Lord, You are beautiful and true. Open my heart to hear You and my eyes to see what You desire to show me today.
How does Paul use his words?
When it comes to words, Paul was an artist. He knew exactly what to say, how to say it, and when to say it. His opening statement to the Sanhedrin--the governing body of the Jews in Jerusalem--is direct and to the point: he lets them know that as far as he is aware, he has committed no crime (1). He judges the audience and plays to the crowd, knowing that talking of resurrection (6) will provoke division within the council, setting Sadducees against Pharisees, and causing them to fight amongst themselves (8).
But, even with his verbal talents, Paul is not perfect. After being slapped for his honesty (2), he curses the high priest (3), although he is swift to apologize for his outburst (5).
Words matter. With them we can encourage or enrage. We can build up or tear down. We can speak truth or profanity. And we can offer honest apology.
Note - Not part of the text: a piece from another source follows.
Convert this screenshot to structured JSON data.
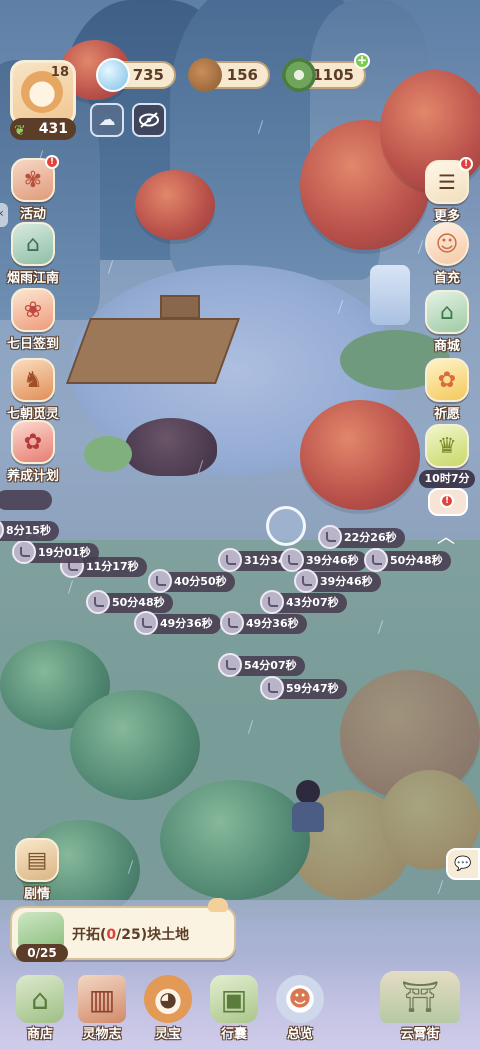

In James 3 the tongue's relationship to the body is likened to that of a ship and its rudder (3:4): where our words lead us, our hearts and minds will likely follow.
How do you use your words? Practice being positive in your speech for the rest of the day.
Remind me that the power of life and death are in my words, and help me to speak life.